In Zaire, refugees flee rumored impending attack

KIGALI, Rwanda (AP) — An exodus of 300,000 Hutu refugees from camps in eastern Zaire grew more chaotic Thursday as rumors spread that Tutsi rebels were planning to attack the provincial capital.
U.N. aid workers in that city, Bukavu, where 80,000 of the refugees were reported to have arrived Thursday, said Zairian troops were setting up roadblocks and warning people of an impending assault.
Though reports of fighting last week between Zairian troops and Tutsis have not been confirmed, the mere fear that fighting had broken out prompted Hutu refugees to flee 12 camps near Uvira, 60 miles south of Bukavu.
As those refugees were streaming northward toward Bukavu, others were fleeing westward from camps in Bukavu, away from the border with Rwanda, from which they fear an attack will be launched. In all, there are about 40 refugee camps in eastern Zaire.
The U.N. High Commissioner for Refugees warned Thursday that the situation could deteriorate rapidly as food supplies are exhausted and refugees are forced to drink polluted water.
Zairian Prime Minister Kengo Wa Dondo on Thursday asked Belgium, Zaire’s former colonial ruler, to organize mediation by the European Union to resolve the conflict between his country and Rwanda.
In Washington, State Department spokesman Nicholas Burns said the United States calls on “all parties to cease the violence and to defuse the situation.”
Authorities in Bukavu have imposed an 8 p.m.-to-8 a.m. curfew after the Tutsi fighters, known as Banyamulenge, were reported to have advanced to within 10 miles of the city.
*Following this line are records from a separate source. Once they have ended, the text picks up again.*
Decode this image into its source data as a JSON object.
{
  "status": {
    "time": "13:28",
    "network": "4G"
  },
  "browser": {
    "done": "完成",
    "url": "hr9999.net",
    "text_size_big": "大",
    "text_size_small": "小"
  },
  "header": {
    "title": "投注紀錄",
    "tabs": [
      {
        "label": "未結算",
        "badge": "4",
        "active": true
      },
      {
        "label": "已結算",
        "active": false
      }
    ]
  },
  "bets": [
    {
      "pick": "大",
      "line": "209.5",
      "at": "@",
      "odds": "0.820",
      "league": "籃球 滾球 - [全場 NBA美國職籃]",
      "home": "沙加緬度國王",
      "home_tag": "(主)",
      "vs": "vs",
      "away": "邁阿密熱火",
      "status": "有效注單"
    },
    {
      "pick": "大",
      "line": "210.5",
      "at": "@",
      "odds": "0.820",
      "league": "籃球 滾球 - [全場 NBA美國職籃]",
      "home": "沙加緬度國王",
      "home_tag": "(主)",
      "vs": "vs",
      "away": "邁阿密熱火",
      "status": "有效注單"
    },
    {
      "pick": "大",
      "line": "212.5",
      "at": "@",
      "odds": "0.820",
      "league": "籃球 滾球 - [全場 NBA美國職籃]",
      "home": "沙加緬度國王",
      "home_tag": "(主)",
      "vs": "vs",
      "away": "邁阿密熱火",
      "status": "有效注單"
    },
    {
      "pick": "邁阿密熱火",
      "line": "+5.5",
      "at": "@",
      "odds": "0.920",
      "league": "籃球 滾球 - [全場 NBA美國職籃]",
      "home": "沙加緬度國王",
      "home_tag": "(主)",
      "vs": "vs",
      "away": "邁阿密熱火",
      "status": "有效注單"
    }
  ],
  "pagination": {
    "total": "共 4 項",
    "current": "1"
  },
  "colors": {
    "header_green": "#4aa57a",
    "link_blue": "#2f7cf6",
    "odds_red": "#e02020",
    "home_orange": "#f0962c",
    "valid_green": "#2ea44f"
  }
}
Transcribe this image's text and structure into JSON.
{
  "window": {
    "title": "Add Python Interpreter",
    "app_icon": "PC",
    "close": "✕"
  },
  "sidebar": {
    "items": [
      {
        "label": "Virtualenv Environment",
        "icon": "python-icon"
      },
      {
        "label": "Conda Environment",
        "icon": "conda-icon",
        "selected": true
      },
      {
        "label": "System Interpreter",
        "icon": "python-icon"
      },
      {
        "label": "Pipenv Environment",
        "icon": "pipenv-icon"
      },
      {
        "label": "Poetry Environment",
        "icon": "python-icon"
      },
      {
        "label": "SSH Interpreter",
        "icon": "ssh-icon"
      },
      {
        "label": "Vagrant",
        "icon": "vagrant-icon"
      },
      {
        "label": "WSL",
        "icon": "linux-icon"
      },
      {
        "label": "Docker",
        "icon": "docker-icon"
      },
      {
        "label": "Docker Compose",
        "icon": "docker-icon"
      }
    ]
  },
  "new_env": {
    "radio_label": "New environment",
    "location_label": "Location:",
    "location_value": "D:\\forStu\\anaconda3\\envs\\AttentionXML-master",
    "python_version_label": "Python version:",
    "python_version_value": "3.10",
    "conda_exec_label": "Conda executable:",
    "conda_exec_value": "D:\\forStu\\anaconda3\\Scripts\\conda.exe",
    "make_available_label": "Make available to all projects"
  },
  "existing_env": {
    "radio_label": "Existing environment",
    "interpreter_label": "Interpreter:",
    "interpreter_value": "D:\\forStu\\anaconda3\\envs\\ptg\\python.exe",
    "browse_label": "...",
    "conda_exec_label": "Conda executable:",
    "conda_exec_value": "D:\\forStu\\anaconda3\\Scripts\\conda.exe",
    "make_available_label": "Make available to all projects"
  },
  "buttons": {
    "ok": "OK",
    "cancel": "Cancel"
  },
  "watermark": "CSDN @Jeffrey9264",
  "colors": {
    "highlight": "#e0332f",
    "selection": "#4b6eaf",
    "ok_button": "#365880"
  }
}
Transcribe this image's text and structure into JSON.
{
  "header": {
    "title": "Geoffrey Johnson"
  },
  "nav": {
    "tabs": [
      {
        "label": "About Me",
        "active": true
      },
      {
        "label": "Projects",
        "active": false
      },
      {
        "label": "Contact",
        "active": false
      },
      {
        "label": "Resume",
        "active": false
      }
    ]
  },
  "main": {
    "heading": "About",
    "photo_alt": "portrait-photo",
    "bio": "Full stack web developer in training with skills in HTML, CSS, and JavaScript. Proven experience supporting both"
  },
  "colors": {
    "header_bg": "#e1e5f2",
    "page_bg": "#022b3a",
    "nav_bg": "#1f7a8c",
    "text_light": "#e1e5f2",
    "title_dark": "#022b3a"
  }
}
About 30 foreign aid workers were evacuated by air from Bukavu on Thursday, U.N. World Food Program spokeswoman Michele Quintaglia said by telephone from there. About 70 foreign aid workers remained.
“Bukavu is fairly tense,” she said. “There are roadblocks, army reinforcements in the town.”
She said a WFP aid worker was beaten Thursday by four Zairian soldiers who stole his car, radio and passport.
U.N. security sources said the Tutsi rebels apparently had taken control of the Zairian border post at Kamanyola near the confluence of the borders of Zaire, Rwanda and Burundi.
In Kigali, the Rwandan capital, Banyamulenge spokesman Mulle Ruhimbika said the Tutsis were engaged in intense battles with Zairian troops. About 1,000 Banyamulenge civilians have been killed by Zairian troops since September, he said. There was no independent confirmation of the claim.
WFP officials said there was only few days’ worth of food in their warehouses in Bukavu.
“Right now, (the refugees) are in good shape, but that could change dramatically,” said UNHCR spokesman Peter Kessler. “This crisis has all ingredients for a humanitarian emergency.”
Some 2,400 tons of food supplies were held up on the Ugandan side of the border when the Zairians closed it down Tuesday. The WFP was seeking clearance for the operation from Zaire and neighboring countries.
The Zairian government has tried to revoke the citizenship of the Banyamulenge, who have lived in what is now eastern Zaire for about 200 years after moving west from present-day Rwanda. They speak a language similar to that spoken by people in Rwanda and Burundi.
A local official in Bukavu recently ordered 250,000 of the Tutsis to leave, prompting some to take up arms.
Zairian officials blame Rwanda and Burundi for arming and abetting the Banyamulenge. Both Rwanda and Burundi reject the claims.